#3 – Spend Quality Time Together Before the Interview
Nothing can replace an officer’s gut feeling. Not all couples are into PDA, but a general sense of comfort between two people who have spent a lot of time together is something that officer’s pick up on! Spending some purposeful time with your spouse before your interview can help you both feel comfortable. Talk about the interview and reminisce on your first memories together. Discussing privately how you met and the memories you each have will help reinforce the answers to questions the officer will likely ask you.
Discuss memorable events, how you felt during the celebration of your wedding, and little moments that you both remember. This will help you recall special moments to tell to the officer while telling the story of how you met. The little things you remember can make all the different with the officer.
Your knowledge of your spouse’s family, such as where there are and what their names are, is also an important factor to an officer. Be honest about your relationship with your spouse’s family, which may be close or it may be tenuous, but knowing the basic information about who and where they are will go a long way to show that you are interested in your spouse’s family situation – an important characteristic in a marriage. The same goes for any children that you and your spouse may have (together or separate!).
#4 – Save the Dates!
Not everyone is good with dates. But if you are going to remember ANYTHING before your USCIS interview, at least know your spouse’s birthday and your date of marriage. Spend time committing them to memory.
You should also be able to tell the officer the basic timeline for your relationship: when you met, how long you dated, when you decided to get married, etc. Being consistent with this information is a major consideration for the officer who is interviewing you. Even if you can’t recall exact dates, being consistent about the timeframe is imperative.
#5 – Keep It Simple
Keep in mind that the officer is going to be asking you questions. So just answer the question that is asked of you. Continuing on about other things outside of the question that is asked may confuse the officer and cause them to think that you and your spouse may not be on the same page. It also gives away nervousness. Answer the question that is asked of you with relevant details, but keep it simple.

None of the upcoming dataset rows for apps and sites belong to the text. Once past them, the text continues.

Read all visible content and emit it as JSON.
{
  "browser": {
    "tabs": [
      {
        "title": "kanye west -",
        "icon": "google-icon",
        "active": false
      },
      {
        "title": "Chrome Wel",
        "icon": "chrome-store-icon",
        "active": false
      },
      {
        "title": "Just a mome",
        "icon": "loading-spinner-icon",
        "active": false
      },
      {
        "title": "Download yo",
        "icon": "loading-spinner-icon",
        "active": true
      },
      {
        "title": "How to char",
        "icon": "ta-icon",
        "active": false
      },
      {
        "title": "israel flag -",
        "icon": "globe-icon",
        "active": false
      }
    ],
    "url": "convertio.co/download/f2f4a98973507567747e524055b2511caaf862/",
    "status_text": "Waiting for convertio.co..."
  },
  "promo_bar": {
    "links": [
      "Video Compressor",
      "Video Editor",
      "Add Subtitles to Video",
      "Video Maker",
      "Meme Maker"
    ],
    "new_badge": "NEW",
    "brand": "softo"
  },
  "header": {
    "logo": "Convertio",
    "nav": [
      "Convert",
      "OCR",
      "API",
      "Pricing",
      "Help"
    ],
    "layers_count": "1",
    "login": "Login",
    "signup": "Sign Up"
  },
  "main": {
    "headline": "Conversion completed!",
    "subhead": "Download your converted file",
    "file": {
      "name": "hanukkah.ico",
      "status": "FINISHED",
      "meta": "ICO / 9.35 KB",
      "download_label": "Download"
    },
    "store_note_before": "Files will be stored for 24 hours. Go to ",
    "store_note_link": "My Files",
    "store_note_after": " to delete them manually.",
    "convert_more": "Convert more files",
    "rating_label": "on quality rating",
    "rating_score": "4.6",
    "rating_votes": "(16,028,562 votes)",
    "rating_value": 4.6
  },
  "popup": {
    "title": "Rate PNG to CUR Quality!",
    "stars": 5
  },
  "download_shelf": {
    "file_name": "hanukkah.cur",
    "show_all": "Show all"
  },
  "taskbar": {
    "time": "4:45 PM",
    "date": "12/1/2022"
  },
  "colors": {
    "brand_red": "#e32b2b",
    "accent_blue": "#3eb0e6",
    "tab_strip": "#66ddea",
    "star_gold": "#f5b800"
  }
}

And most importantly, don’t exaggerate. The officer does not care if you bought your spouse an expensive elaborate gift for their birthday, versus took the time to cook a nice meal at home. It is not about the expense or elaborate gestures, but the thought behind them. Exaggerating may cause your recollection to look dissimilar from that of your spouse, and keeping it simple eliminates that from being an issue.
Keeping these 5 simple suggestions in mind will help you and your spouse prepare for that important moment that is coming up soon. Be aware that these are only some broader themes, and that every officer and every couple is different!
Most importantly, if you are worried about your interview, or you think there may be items that will cause an issue with a USCIS officer, call a professional and experienced attorney for advice. The experienced and talented attorneys at The Fogle Law Firm would be happy to assist you with your needs.